“…the King’s Fool, dressed exactly like Brandin, was wringing his hands over and about each other in obvious apprehension, anxiety and concern vivid in his face. By contrast, the face of the King of the Western Palm was a frigid, uncaring mask.16

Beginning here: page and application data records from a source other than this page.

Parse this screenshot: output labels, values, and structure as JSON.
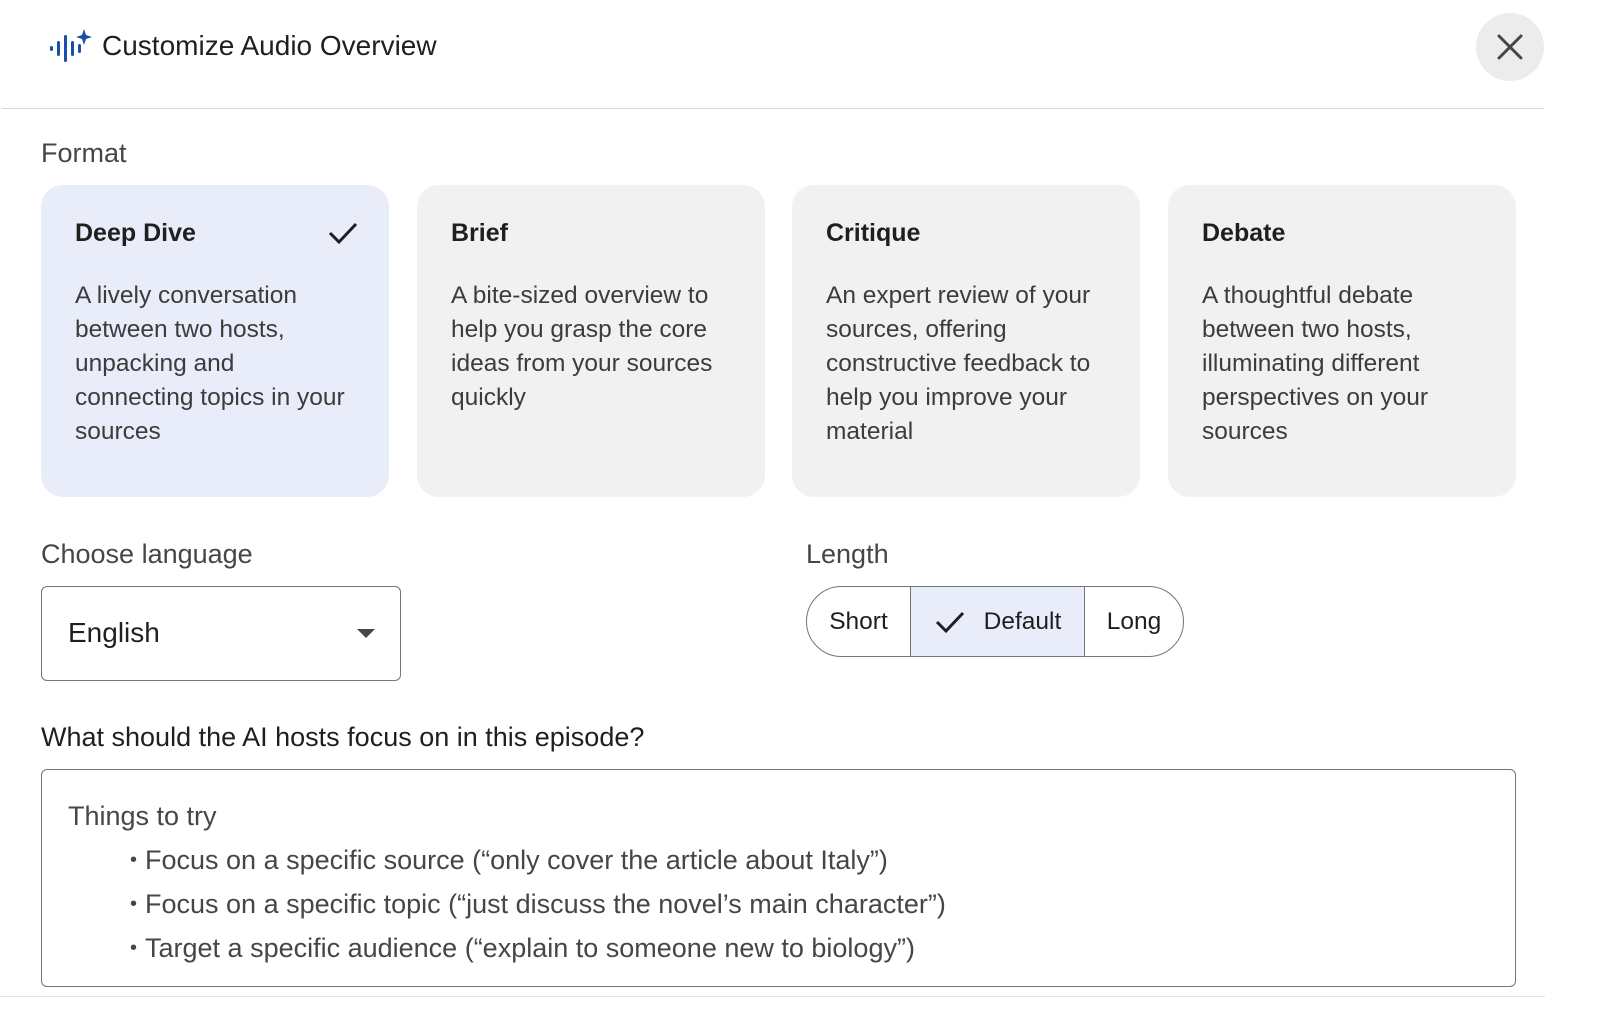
{
  "header": {
    "title": "Customize Audio Overview",
    "icon": "audio-sparkle-icon",
    "close_icon": "close-icon"
  },
  "format": {
    "label": "Format",
    "cards": [
      {
        "title": "Deep Dive",
        "description": "A lively conversation between two hosts, unpacking and connecting topics in your sources",
        "selected": true
      },
      {
        "title": "Brief",
        "description": "A bite-sized overview to help you grasp the core ideas from your sources quickly",
        "selected": false
      },
      {
        "title": "Critique",
        "description": "An expert review of your sources, offering constructive feedback to help you improve your material",
        "selected": false
      },
      {
        "title": "Debate",
        "description": "A thoughtful debate between two hosts, illuminating different perspectives on your sources",
        "selected": false
      }
    ]
  },
  "language": {
    "label": "Choose language",
    "value": "English"
  },
  "length": {
    "label": "Length",
    "options": [
      "Short",
      "Default",
      "Long"
    ],
    "selected": "Default"
  },
  "focus": {
    "label": "What should the AI hosts focus on in this episode?",
    "placeholder_title": "Things to try",
    "placeholder_items": [
      "Focus on a specific source (“only cover the article about Italy”)",
      "Focus on a specific topic (“just discuss the novel’s main character”)",
      "Target a specific audience (“explain to someone new to biology”)"
    ]
  },
  "colors": {
    "selected_bg": "#e9edf9",
    "card_bg": "#f1f1f1",
    "icon_blue": "#1a4fa8",
    "border": "#747775"
  }
}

Naming is crucial to this text, and Brandin has named his Fool Rhun–a deliberate pun on ruin, and also a reference to Rhun’s true identity–he is Valentin, Prince of Tigana, captured by Brandin at the battle of Deisa which forms the prologue to the tale, and believed dead by all because Brandin used his sorcery to change the appearance of another prisoner who died on the Deathwheel in Valentin’s semblance. The secret is known only to the symbiotes, King and Fool. The name Rhun is a direct reference to the Welsh story related by the first Taliesan (Gwion) ‘of the High King Rhun’s campaign against the men of the North, occasioned by the killing of Elidir: and the avenging raid and full scale invasion that followed’.17 This is Brandin’s own history, since it was Valentin who killed Brandin’s son Stefan during the latter’s raid on Tigana, thus bringing down the wrath of the sorcerer upon Tigana. Brandin’s revenge is a cruel interpretation of Yeats’s lines from “The Saint and the Hunchback”:

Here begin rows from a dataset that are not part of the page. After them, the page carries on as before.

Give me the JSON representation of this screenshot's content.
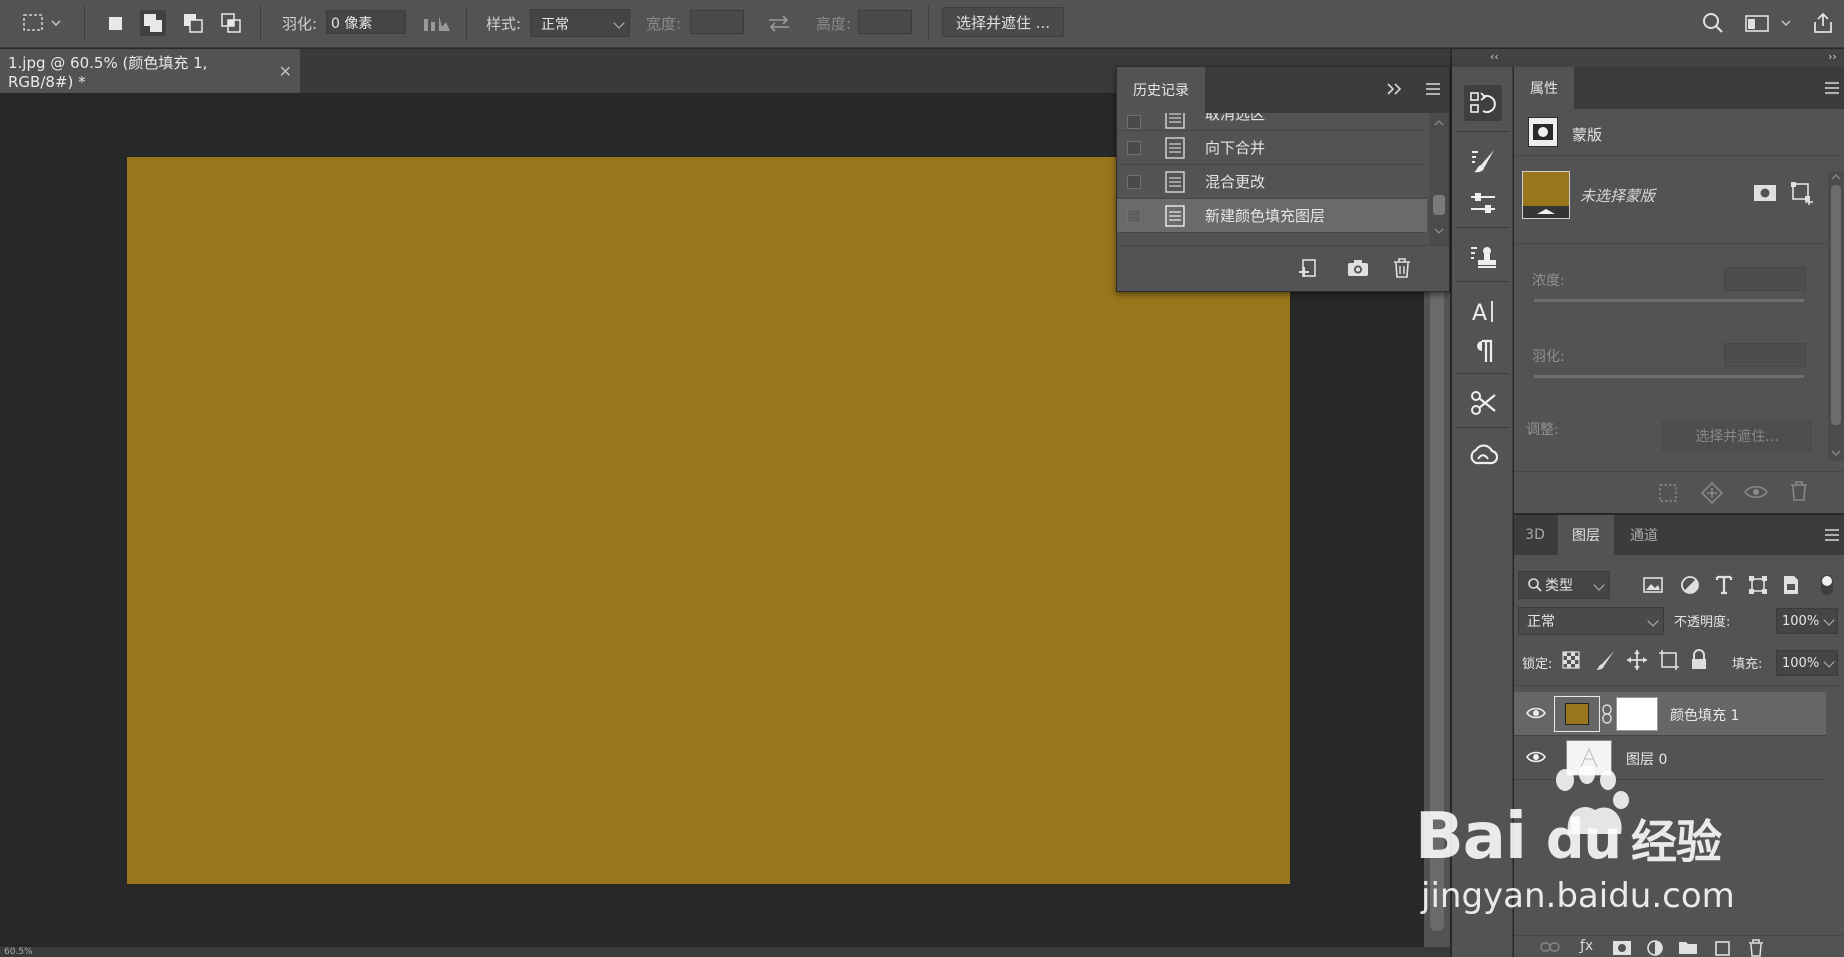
{
  "options_bar": {
    "feather_label": "羽化:",
    "feather_value": "0 像素",
    "style_label": "样式:",
    "style_value": "正常",
    "width_label": "宽度:",
    "height_label": "高度:",
    "select_mask_button": "选择并遮住 ..."
  },
  "document": {
    "tab_title": "1.jpg @ 60.5% (颜色填充 1, RGB/8#) *",
    "close_glyph": "✕",
    "fill_color": "#98761c",
    "zoom_status": "60.5%"
  },
  "history_panel": {
    "title": "历史记录",
    "items": [
      {
        "label": "取消选区",
        "selected": false
      },
      {
        "label": "向下合并",
        "selected": false
      },
      {
        "label": "混合更改",
        "selected": false
      },
      {
        "label": "新建颜色填充图层",
        "selected": true
      }
    ]
  },
  "collapse": {
    "left": "‹‹",
    "right": "››"
  },
  "properties_panel": {
    "tab_label": "属性",
    "mask_type": "蒙版",
    "no_mask_selected": "未选择蒙版",
    "density_label": "浓度:",
    "feather_label": "羽化:",
    "adjust_label": "调整:",
    "select_mask_button": "选择并遮住..."
  },
  "layers_panel": {
    "tabs": [
      "3D",
      "图层",
      "通道"
    ],
    "active_tab": "图层",
    "filter_kind": "类型",
    "blend_mode": "正常",
    "opacity_label": "不透明度:",
    "opacity_value": "100%",
    "lock_label": "锁定:",
    "fill_label": "填充:",
    "fill_value": "100%",
    "layers": [
      {
        "name": "颜色填充 1",
        "selected": true,
        "swatch": "#98761c"
      },
      {
        "name": "图层 0",
        "selected": false
      }
    ]
  },
  "watermark": {
    "brand": "Bai",
    "brand2": "du",
    "brand_cn": "经验",
    "url": "jingyan.baidu.com"
  }
}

“A Roman Caesar is held down Under this hump;18
He has left just enough of Valentin’s noble identity so that he must suffer Brandin’s anguish at Stefan’s death in full knowledge of its terrible consequences for his own people. There is also a terrible irony in the name, since it leads to Brandin’s own ruin: in the final battle, Brandin’s draining of all of his power lifts the spell that prevents Rhun from harming his King, freeing Valentin to take the life of Brandin at the last.
These are just some of the ways in which Tigana interweaves myth and archetype with modern ideas of psychological, sexual and political power, creating a poetic structure that has real vitality and strength. This is a book that reflects our current sense of innocence lost: it counts the cost of power and the price of blood. It ends, intriguingly, with a creature from the book’s own mythology, when the wizard Sandre, the archer Baerd, and the musician Devin see a Riselka, whose presence is a prophecy in itself:
Three men see a riselka
One is blessed, one forks, one shall die.19
1 Guy Gavriel Kay, Tigana (Harmondsworth : Penguin, 1990). All references are to this edition.
2 It is worth recalling, in this context, that Kay worked with Christopher Tolkien on the editorial construction of The Silmarillion.
3 Kay, p. 229.
4 Dante, The Divine Comedy : 1 Hell, trans. Dorothy L. Sayers (Harmondsworth : Penguin, 1949). p.86.
5 Kay, p. 56.
6 Kay, p. 222.
7 See J.G.Frazer, The Golden Bough: A Study in Magic and Religion (London: MacMillan, 1922), p.86
8 See Robert Graves, The White Goddess: A Historical Grammar of Poetic My
th (London: Faber, 1961), p. 217.
9 Kay, p. 258
10 Kay, p. 52
11 Kay, p. 223
12 Kay, p. 223.
13 Graves, p. 127
14 Kay, p. 37
15 Kay, p. 37
16 Kay, p. 568
17 See Graves, pp. 74-5
18 W.B.Yeats, The collected poems of W.B.Yeats (London: MacMillan, 1933), p. 189
19 Kay, p. 258